[Collected data]
++++++
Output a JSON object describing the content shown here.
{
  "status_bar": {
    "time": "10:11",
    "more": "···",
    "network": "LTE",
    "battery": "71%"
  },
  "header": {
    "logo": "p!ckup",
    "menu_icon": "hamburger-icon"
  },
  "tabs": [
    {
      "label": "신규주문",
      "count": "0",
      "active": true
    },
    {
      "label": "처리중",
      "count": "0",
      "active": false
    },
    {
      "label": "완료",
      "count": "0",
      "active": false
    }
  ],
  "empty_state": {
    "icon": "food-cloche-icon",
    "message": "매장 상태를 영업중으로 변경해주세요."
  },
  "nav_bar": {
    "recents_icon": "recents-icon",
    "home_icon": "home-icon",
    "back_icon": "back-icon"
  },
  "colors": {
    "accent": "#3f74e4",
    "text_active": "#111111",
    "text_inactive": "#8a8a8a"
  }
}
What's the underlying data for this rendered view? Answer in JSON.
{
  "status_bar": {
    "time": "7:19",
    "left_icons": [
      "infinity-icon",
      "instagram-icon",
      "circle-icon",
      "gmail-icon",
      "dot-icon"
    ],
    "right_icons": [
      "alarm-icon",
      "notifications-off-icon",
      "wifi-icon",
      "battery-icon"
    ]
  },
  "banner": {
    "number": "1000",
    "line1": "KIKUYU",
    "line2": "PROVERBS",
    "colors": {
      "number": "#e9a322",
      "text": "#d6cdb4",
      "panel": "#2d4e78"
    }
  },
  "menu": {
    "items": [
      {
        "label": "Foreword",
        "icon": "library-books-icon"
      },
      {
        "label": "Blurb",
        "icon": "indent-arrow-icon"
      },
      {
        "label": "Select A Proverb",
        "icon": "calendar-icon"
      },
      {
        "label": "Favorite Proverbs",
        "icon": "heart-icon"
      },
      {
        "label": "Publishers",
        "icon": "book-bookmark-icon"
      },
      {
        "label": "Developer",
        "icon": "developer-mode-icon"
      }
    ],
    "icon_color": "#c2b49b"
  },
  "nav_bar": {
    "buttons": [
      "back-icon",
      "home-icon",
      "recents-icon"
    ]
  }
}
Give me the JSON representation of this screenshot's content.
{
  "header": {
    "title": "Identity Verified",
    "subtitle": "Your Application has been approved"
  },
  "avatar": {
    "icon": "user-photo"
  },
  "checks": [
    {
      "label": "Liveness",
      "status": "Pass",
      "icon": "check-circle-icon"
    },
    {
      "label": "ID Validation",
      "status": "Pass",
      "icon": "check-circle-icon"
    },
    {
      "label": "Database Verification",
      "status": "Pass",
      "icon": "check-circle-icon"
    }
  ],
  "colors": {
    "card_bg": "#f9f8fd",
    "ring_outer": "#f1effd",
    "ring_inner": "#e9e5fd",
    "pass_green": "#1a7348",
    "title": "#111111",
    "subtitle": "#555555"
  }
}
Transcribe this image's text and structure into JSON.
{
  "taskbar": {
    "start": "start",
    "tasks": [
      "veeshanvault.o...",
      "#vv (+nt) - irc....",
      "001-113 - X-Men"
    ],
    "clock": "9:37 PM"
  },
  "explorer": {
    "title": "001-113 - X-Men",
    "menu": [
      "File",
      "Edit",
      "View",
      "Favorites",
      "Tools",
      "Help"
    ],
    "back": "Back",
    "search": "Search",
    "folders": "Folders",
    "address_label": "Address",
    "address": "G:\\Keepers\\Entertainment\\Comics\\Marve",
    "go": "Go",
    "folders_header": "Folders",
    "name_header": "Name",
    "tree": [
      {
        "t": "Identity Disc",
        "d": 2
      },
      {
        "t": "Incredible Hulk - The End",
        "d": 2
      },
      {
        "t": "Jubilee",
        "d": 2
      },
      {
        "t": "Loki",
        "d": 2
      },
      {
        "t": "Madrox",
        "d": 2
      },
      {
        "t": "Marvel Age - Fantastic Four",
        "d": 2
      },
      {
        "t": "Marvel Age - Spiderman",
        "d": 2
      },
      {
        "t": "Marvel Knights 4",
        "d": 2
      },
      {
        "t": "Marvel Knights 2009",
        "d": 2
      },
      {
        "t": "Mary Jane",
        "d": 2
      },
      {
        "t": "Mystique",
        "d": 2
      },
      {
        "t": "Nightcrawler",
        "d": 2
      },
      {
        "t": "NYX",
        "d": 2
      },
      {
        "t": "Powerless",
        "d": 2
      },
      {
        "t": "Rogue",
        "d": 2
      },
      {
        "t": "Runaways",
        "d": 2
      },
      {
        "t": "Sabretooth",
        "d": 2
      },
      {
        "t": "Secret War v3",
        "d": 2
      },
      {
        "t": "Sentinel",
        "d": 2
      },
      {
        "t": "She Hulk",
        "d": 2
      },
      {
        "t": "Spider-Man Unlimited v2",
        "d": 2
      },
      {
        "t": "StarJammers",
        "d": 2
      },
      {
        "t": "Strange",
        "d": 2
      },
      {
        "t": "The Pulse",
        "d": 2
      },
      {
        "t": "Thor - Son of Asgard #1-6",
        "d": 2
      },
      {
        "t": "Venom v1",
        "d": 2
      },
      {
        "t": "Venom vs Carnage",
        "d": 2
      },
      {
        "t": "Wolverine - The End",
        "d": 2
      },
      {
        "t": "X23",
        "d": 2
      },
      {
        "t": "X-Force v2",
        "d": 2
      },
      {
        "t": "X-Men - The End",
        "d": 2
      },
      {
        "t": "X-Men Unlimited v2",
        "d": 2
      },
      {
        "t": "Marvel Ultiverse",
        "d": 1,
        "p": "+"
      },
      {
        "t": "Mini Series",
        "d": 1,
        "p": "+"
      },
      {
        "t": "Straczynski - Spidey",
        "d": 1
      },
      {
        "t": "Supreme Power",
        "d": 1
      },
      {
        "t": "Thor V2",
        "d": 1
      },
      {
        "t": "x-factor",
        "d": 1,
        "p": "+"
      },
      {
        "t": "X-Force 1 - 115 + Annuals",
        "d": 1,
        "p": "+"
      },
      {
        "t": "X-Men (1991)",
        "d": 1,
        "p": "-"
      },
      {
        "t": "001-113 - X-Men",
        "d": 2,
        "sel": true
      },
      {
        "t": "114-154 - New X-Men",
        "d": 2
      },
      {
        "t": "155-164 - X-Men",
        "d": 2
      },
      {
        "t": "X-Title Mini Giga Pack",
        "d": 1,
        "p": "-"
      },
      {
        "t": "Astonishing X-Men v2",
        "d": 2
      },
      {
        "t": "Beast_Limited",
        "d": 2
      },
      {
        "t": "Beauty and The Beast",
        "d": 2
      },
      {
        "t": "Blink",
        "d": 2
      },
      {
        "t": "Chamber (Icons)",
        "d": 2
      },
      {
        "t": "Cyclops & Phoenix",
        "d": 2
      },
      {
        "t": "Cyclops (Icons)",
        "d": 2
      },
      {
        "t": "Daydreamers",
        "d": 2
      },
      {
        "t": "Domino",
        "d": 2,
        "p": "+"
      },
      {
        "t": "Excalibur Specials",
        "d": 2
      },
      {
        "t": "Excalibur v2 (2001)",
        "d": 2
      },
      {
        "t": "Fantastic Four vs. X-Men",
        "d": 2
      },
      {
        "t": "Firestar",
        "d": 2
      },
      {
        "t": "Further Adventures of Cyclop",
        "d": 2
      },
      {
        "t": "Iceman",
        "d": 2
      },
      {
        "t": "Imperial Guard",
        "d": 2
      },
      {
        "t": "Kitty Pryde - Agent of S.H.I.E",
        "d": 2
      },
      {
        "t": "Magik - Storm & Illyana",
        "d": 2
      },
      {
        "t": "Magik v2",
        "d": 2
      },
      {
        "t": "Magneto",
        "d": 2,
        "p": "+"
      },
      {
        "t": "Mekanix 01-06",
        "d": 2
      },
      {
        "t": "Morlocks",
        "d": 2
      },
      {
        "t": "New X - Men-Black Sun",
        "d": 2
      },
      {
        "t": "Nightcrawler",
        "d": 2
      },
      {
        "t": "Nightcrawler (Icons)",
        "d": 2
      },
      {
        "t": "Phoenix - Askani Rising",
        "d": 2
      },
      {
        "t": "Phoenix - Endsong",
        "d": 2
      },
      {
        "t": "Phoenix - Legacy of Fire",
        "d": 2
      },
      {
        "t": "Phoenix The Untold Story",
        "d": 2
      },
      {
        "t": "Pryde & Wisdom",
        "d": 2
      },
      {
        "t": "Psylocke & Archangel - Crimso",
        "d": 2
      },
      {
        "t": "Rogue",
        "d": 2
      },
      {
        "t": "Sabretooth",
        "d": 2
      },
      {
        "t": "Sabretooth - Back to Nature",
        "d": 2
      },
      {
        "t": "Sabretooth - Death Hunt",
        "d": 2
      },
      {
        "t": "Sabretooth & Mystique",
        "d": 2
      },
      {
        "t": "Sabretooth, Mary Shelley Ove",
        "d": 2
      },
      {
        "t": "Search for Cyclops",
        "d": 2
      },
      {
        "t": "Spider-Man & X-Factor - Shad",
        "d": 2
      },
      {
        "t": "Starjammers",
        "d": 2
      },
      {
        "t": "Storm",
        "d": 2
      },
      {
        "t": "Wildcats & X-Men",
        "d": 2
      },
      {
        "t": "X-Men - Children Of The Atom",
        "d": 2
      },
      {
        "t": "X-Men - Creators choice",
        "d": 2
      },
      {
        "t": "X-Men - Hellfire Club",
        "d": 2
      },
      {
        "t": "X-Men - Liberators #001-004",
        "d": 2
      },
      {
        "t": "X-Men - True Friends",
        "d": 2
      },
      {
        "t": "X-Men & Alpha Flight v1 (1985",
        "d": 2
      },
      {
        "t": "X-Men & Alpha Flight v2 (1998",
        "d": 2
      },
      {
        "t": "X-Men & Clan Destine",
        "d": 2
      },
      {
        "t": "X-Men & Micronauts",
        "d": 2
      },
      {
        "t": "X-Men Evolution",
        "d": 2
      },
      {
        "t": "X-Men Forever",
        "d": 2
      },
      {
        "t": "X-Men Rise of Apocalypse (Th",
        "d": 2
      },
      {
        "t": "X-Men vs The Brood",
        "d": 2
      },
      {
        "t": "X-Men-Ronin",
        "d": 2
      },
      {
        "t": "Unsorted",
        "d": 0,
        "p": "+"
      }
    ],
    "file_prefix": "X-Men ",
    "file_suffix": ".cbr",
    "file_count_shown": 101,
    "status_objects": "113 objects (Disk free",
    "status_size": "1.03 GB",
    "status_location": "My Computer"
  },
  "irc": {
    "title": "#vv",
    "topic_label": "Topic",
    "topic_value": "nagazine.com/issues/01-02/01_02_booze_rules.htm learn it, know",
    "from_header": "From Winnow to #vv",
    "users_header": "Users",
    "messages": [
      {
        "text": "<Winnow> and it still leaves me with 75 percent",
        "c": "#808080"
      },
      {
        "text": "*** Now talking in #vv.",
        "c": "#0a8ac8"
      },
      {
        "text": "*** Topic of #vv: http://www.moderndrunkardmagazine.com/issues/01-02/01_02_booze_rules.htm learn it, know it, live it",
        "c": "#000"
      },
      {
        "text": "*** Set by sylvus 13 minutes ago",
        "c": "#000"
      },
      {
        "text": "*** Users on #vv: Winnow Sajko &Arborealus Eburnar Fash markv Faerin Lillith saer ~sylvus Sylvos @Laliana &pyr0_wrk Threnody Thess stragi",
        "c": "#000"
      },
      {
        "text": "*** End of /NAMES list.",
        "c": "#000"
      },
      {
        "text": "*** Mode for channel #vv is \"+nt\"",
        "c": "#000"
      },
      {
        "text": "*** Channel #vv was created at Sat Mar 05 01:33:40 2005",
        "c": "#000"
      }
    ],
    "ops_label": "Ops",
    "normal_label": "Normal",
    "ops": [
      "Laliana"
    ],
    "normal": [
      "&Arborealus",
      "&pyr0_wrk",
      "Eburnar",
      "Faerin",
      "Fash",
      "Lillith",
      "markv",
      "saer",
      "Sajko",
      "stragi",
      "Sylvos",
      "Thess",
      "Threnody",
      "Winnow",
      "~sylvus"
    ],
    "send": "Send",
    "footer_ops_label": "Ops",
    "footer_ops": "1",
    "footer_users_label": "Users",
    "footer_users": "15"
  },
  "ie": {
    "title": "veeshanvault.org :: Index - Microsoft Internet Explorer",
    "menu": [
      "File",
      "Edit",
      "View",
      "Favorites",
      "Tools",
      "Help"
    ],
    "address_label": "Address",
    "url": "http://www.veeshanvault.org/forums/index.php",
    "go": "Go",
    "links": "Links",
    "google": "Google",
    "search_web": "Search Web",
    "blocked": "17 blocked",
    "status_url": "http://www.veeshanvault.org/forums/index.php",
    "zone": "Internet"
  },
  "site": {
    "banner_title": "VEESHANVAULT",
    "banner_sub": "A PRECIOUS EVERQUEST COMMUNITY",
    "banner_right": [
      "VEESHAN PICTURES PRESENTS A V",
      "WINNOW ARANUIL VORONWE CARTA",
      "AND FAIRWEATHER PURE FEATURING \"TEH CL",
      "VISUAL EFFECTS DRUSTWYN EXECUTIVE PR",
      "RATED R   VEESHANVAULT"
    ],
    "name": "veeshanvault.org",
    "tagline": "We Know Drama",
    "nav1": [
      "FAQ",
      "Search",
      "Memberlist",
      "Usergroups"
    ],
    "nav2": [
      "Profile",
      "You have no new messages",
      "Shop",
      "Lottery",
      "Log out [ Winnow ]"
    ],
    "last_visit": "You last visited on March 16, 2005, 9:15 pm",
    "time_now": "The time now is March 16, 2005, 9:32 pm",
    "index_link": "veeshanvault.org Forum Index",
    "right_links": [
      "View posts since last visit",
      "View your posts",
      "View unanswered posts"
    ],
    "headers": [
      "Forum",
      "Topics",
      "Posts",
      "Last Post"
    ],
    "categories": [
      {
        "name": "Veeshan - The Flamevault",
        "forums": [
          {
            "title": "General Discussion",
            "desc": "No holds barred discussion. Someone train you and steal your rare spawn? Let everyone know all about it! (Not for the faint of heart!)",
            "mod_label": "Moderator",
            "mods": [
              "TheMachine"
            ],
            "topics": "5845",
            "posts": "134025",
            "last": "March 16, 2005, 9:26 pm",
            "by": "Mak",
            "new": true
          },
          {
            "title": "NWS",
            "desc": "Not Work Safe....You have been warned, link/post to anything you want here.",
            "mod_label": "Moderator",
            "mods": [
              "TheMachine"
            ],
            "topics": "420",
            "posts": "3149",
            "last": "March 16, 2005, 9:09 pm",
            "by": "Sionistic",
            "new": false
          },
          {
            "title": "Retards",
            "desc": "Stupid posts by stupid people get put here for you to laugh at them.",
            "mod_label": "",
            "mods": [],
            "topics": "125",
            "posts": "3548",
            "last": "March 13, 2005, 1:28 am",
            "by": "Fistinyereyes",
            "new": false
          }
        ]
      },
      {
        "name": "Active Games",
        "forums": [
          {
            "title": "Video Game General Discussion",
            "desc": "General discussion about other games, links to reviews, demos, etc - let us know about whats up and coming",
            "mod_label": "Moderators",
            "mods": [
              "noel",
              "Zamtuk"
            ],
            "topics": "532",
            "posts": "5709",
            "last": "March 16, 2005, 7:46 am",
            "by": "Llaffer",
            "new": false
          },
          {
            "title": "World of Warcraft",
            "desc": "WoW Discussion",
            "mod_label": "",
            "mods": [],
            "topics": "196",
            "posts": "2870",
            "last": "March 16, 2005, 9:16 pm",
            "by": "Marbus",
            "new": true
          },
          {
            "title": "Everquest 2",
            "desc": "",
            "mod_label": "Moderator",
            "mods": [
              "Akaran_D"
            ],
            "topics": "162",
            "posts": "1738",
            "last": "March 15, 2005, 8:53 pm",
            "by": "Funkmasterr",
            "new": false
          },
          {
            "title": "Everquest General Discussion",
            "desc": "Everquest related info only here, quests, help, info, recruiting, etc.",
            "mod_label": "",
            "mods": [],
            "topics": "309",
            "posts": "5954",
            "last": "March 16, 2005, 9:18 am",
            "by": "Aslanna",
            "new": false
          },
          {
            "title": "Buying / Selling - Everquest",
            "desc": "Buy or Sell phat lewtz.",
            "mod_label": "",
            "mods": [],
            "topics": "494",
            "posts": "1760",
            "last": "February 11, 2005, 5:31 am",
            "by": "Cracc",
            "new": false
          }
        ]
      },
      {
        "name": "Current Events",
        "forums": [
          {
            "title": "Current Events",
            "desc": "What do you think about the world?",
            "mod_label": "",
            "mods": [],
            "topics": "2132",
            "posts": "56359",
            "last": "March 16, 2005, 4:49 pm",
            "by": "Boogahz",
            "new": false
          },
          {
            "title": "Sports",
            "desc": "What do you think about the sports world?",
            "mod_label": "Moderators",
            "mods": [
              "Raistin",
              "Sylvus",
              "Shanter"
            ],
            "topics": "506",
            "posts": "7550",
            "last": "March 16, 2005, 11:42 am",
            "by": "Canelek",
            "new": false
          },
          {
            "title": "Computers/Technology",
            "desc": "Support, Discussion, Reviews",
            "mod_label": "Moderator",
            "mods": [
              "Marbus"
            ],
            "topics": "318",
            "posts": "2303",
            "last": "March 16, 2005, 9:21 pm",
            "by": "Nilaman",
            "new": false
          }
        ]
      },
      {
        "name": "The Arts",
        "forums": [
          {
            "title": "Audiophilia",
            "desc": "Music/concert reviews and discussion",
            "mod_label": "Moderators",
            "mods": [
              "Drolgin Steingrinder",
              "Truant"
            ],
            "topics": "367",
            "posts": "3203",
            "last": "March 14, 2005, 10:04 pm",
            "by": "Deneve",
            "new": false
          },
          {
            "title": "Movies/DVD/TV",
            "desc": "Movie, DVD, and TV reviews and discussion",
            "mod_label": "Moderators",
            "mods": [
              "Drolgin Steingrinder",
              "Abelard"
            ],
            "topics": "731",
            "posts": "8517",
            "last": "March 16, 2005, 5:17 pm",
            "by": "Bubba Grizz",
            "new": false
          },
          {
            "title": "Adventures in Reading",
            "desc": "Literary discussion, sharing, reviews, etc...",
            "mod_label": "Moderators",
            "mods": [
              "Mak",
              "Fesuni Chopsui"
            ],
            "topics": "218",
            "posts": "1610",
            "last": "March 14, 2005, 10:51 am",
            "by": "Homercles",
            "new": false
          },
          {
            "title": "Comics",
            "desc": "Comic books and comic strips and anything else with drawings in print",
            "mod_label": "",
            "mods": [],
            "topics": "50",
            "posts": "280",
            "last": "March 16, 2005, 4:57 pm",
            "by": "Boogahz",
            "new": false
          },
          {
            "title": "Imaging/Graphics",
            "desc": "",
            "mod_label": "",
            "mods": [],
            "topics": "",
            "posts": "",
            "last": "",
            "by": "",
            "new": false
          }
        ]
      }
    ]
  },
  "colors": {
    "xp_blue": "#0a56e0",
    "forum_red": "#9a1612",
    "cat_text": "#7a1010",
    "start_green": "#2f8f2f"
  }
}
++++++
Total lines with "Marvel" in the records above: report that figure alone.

WRITTEN SOLUTION »
5